*** Block opens ***
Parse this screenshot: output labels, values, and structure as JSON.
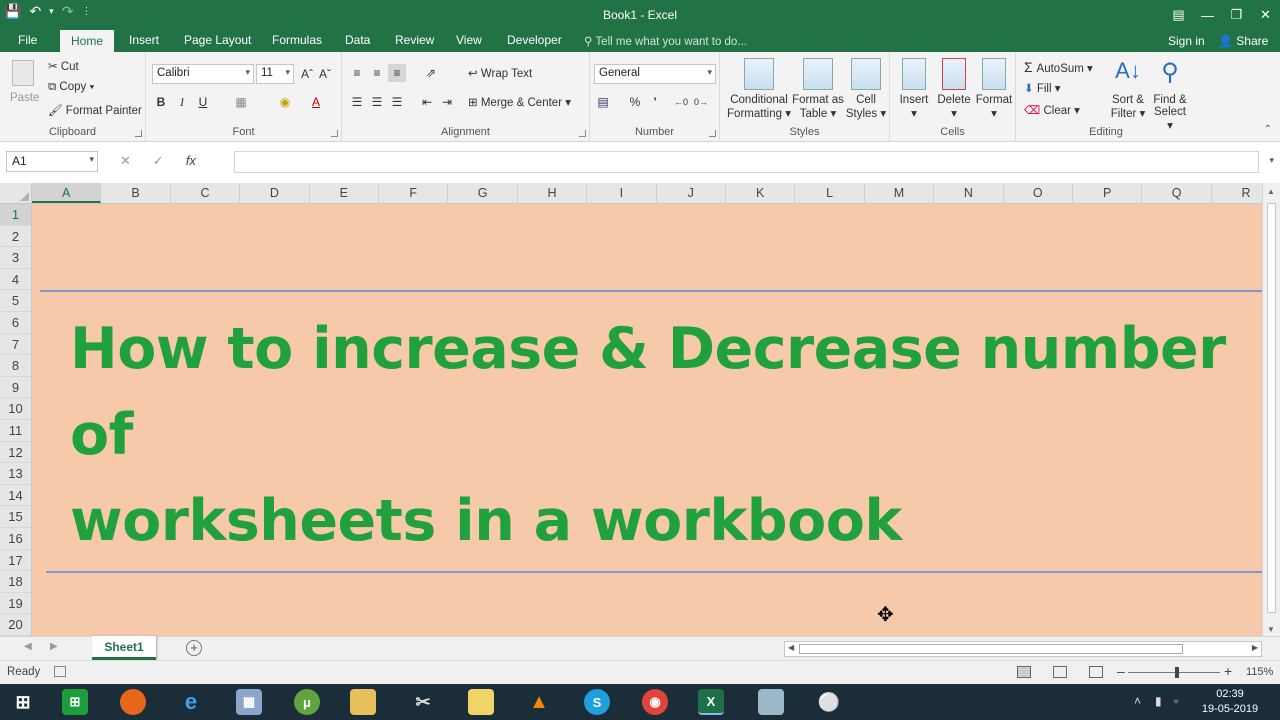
{
  "window": {
    "title": "Book1 - Excel"
  },
  "ribbon_tabs": [
    "File",
    "Home",
    "Insert",
    "Page Layout",
    "Formulas",
    "Data",
    "Review",
    "View",
    "Developer"
  ],
  "tell_me": "Tell me what you want to do...",
  "account": {
    "sign_in": "Sign in",
    "share": "Share"
  },
  "clipboard": {
    "paste": "Paste",
    "cut": "Cut",
    "copy": "Copy",
    "format_painter": "Format Painter",
    "label": "Clipboard"
  },
  "font": {
    "name": "Calibri",
    "size": "11",
    "label": "Font",
    "bold": "B",
    "italic": "I",
    "underline": "U"
  },
  "alignment": {
    "wrap_text": "Wrap Text",
    "merge_center": "Merge & Center",
    "label": "Alignment"
  },
  "number": {
    "format": "General",
    "percent": "%",
    "comma": "’",
    "label": "Number"
  },
  "styles": {
    "conditional_formatting": [
      "Conditional",
      "Formatting"
    ],
    "format_as_table": [
      "Format as",
      "Table"
    ],
    "cell_styles": [
      "Cell",
      "Styles"
    ],
    "label": "Styles"
  },
  "cells": {
    "insert": "Insert",
    "delete": "Delete",
    "format": "Format",
    "label": "Cells"
  },
  "editing": {
    "autosum": "AutoSum",
    "fill": "Fill",
    "clear": "Clear",
    "sort_filter": [
      "Sort &",
      "Filter"
    ],
    "find_select": [
      "Find &",
      "Select"
    ],
    "label": "Editing"
  },
  "formula_bar": {
    "name_box": "A1",
    "fx": "fx"
  },
  "columns": [
    "A",
    "B",
    "C",
    "D",
    "E",
    "F",
    "G",
    "H",
    "I",
    "J",
    "K",
    "L",
    "M",
    "N",
    "O",
    "P",
    "Q",
    "R"
  ],
  "rows": [
    "1",
    "2",
    "3",
    "4",
    "5",
    "6",
    "7",
    "8",
    "9",
    "10",
    "11",
    "12",
    "13",
    "14",
    "15",
    "16",
    "17",
    "18",
    "19",
    "20"
  ],
  "heading": {
    "line1": "How to increase & Decrease number of",
    "line2": "worksheets in a workbook"
  },
  "colors": {
    "excel_green": "#217346",
    "sheet_fill": "#f6c9ab",
    "heading_text": "#21a03e",
    "rule_line": "#7d9ac9"
  },
  "sheet_tabs": [
    "Sheet1"
  ],
  "status": {
    "ready": "Ready",
    "zoom": "115%"
  },
  "taskbar": {
    "time": "02:39",
    "date": "19-05-2019"
  }
}
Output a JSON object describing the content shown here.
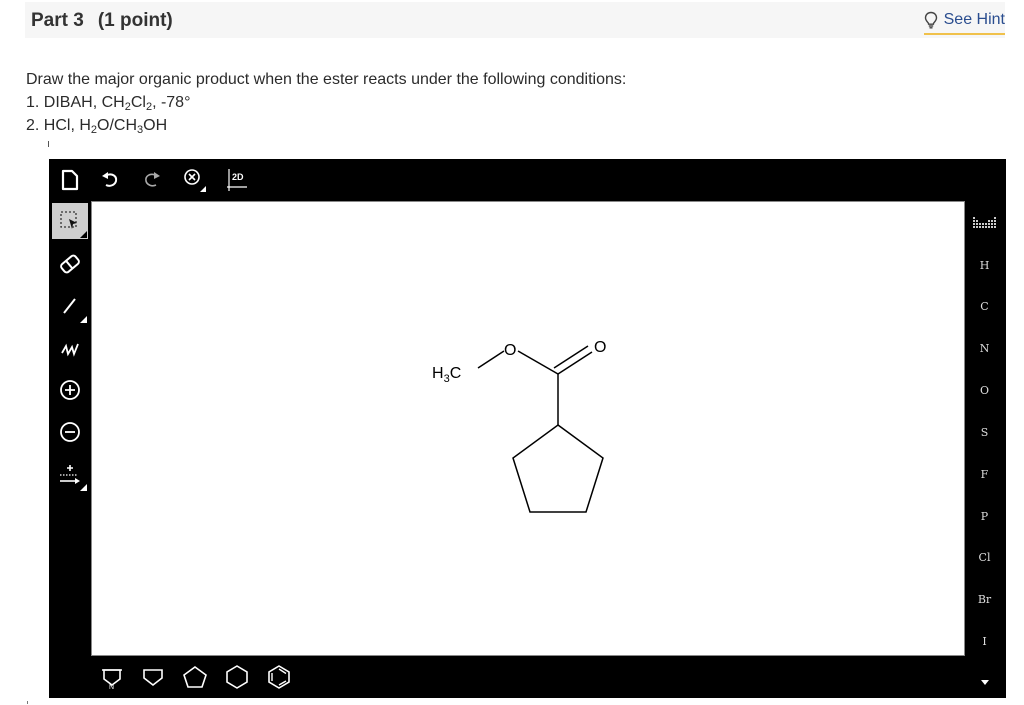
{
  "header": {
    "part": "Part 3",
    "points": "(1 point)",
    "hint_label": "See Hint"
  },
  "question": {
    "prompt": "Draw the major organic product when the ester reacts under the following conditions:",
    "step1": {
      "num": "1. ",
      "r1": "DIBAH, CH",
      "s1": "2",
      "r2": "Cl",
      "s2": "2",
      "r3": ", -78°"
    },
    "step2": {
      "num": "2. ",
      "r1": "HCl, H",
      "s1": "2",
      "r2": "O/CH",
      "s2": "3",
      "r3": "OH"
    }
  },
  "editor": {
    "top_toolbar": {
      "new_icon": "new-document-icon",
      "undo_icon": "undo-icon",
      "redo_icon": "redo-icon",
      "clear_icon": "clear-icon",
      "mode_label": "2D"
    },
    "left_tools": [
      "select-icon",
      "eraser-icon",
      "bond-icon",
      "chain-icon",
      "positive-charge-icon",
      "negative-charge-icon",
      "reaction-arrow-icon"
    ],
    "elements": [
      "H",
      "C",
      "N",
      "O",
      "S",
      "F",
      "P",
      "Cl",
      "Br",
      "I"
    ],
    "periodic_table_icon": "periodic-table-icon",
    "bottom_tools": [
      "ring-template-icon",
      "cyclopropane-icon",
      "cyclobutane-icon",
      "cyclopentane-icon",
      "cyclohexane-icon",
      "benzene-icon"
    ],
    "molecule": {
      "atoms": {
        "methyl_main": "H",
        "methyl_sub": "3",
        "methyl_tail": "C",
        "ester_oxygen": "O",
        "carbonyl_oxygen": "O"
      }
    }
  }
}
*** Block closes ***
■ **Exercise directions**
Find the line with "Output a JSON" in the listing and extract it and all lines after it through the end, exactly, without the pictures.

■ **Task result**
Output a JSON object describing the content shown here.
{
  "header": {
    "part": "Part 3",
    "points": "(1 point)",
    "hint_label": "See Hint"
  },
  "question": {
    "prompt": "Draw the major organic product when the ester reacts under the following conditions:",
    "step1": {
      "num": "1. ",
      "r1": "DIBAH, CH",
      "s1": "2",
      "r2": "Cl",
      "s2": "2",
      "r3": ", -78°"
    },
    "step2": {
      "num": "2. ",
      "r1": "HCl, H",
      "s1": "2",
      "r2": "O/CH",
      "s2": "3",
      "r3": "OH"
    }
  },
  "editor": {
    "top_toolbar": {
      "new_icon": "new-document-icon",
      "undo_icon": "undo-icon",
      "redo_icon": "redo-icon",
      "clear_icon": "clear-icon",
      "mode_label": "2D"
    },
    "left_tools": [
      "select-icon",
      "eraser-icon",
      "bond-icon",
      "chain-icon",
      "positive-charge-icon",
      "negative-charge-icon",
      "reaction-arrow-icon"
    ],
    "elements": [
      "H",
      "C",
      "N",
      "O",
      "S",
      "F",
      "P",
      "Cl",
      "Br",
      "I"
    ],
    "periodic_table_icon": "periodic-table-icon",
    "bottom_tools": [
      "ring-template-icon",
      "cyclopropane-icon",
      "cyclobutane-icon",
      "cyclopentane-icon",
      "cyclohexane-icon",
      "benzene-icon"
    ],
    "molecule": {
      "atoms": {
        "methyl_main": "H",
        "methyl_sub": "3",
        "methyl_tail": "C",
        "ester_oxygen": "O",
        "carbonyl_oxygen": "O"
      }
    }
  }
}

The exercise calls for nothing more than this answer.